**Instructions for the task**
The output should be identical to the entries that follow.

**Records provided**
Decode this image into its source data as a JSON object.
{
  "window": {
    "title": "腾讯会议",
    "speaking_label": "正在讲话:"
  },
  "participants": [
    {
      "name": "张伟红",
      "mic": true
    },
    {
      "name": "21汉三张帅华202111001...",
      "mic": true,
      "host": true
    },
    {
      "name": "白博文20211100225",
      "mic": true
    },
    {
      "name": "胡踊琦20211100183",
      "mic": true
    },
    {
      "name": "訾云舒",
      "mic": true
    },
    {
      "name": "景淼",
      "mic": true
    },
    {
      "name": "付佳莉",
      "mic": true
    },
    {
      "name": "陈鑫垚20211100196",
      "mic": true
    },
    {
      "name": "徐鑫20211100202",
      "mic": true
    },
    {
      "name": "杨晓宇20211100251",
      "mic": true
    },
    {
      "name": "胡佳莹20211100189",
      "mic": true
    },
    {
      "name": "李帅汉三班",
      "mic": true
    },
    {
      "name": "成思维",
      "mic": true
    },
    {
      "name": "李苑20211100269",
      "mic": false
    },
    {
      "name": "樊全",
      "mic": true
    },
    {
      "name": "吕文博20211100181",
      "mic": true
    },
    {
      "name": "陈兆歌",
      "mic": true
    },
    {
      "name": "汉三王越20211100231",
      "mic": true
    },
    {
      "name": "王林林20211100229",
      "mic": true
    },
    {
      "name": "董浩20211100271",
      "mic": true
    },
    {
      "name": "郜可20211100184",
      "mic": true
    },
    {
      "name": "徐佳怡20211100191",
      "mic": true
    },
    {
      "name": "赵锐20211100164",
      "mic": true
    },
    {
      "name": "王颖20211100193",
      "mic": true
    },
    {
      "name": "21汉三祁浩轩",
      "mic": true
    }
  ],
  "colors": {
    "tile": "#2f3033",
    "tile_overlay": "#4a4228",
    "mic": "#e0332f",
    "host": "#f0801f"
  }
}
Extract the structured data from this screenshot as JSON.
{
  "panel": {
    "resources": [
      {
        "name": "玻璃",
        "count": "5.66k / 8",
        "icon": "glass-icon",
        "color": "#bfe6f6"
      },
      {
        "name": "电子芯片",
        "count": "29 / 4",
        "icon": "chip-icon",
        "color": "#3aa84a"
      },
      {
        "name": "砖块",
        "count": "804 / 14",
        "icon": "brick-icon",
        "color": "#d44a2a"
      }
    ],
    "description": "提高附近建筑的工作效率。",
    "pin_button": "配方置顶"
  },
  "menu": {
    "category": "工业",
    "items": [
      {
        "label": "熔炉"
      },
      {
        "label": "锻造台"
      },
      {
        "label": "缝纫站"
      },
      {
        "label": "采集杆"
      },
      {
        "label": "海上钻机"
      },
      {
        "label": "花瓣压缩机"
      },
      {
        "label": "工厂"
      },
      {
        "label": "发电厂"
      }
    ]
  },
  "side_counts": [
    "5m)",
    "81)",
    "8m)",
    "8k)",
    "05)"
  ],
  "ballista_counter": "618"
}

**Reply**
Decode this image into its source data as a JSON object.
{
  "window": {
    "title": "腾讯会议",
    "speaking_label": "正在讲话:"
  },
  "participants": [
    {
      "name": "张伟红",
      "mic": true
    },
    {
      "name": "21汉三张帅华202111001...",
      "mic": true,
      "host": true
    },
    {
      "name": "白博文20211100225",
      "mic": true
    },
    {
      "name": "胡踊琦20211100183",
      "mic": true
    },
    {
      "name": "訾云舒",
      "mic": true
    },
    {
      "name": "景淼",
      "mic": true
    },
    {
      "name": "付佳莉",
      "mic": true
    },
    {
      "name": "陈鑫垚20211100196",
      "mic": true
    },
    {
      "name": "徐鑫20211100202",
      "mic": true
    },
    {
      "name": "杨晓宇20211100251",
      "mic": true
    },
    {
      "name": "胡佳莹20211100189",
      "mic": true
    },
    {
      "name": "李帅汉三班",
      "mic": true
    },
    {
      "name": "成思维",
      "mic": true
    },
    {
      "name": "李苑20211100269",
      "mic": false
    },
    {
      "name": "樊全",
      "mic": true
    },
    {
      "name": "吕文博20211100181",
      "mic": true
    },
    {
      "name": "陈兆歌",
      "mic": true
    },
    {
      "name": "汉三王越20211100231",
      "mic": true
    },
    {
      "name": "王林林20211100229",
      "mic": true
    },
    {
      "name": "董浩20211100271",
      "mic": true
    },
    {
      "name": "郜可20211100184",
      "mic": true
    },
    {
      "name": "徐佳怡20211100191",
      "mic": true
    },
    {
      "name": "赵锐20211100164",
      "mic": true
    },
    {
      "name": "王颖20211100193",
      "mic": true
    },
    {
      "name": "21汉三祁浩轩",
      "mic": true
    }
  ],
  "colors": {
    "tile": "#2f3033",
    "tile_overlay": "#4a4228",
    "mic": "#e0332f",
    "host": "#f0801f"
  }
}
Extract the structured data from this screenshot as JSON.
{
  "panel": {
    "resources": [
      {
        "name": "玻璃",
        "count": "5.66k / 8",
        "icon": "glass-icon",
        "color": "#bfe6f6"
      },
      {
        "name": "电子芯片",
        "count": "29 / 4",
        "icon": "chip-icon",
        "color": "#3aa84a"
      },
      {
        "name": "砖块",
        "count": "804 / 14",
        "icon": "brick-icon",
        "color": "#d44a2a"
      }
    ],
    "description": "提高附近建筑的工作效率。",
    "pin_button": "配方置顶"
  },
  "menu": {
    "category": "工业",
    "items": [
      {
        "label": "熔炉"
      },
      {
        "label": "锻造台"
      },
      {
        "label": "缝纫站"
      },
      {
        "label": "采集杆"
      },
      {
        "label": "海上钻机"
      },
      {
        "label": "花瓣压缩机"
      },
      {
        "label": "工厂"
      },
      {
        "label": "发电厂"
      }
    ]
  },
  "side_counts": [
    "5m)",
    "81)",
    "8m)",
    "8k)",
    "05)"
  ],
  "ballista_counter": "618"
}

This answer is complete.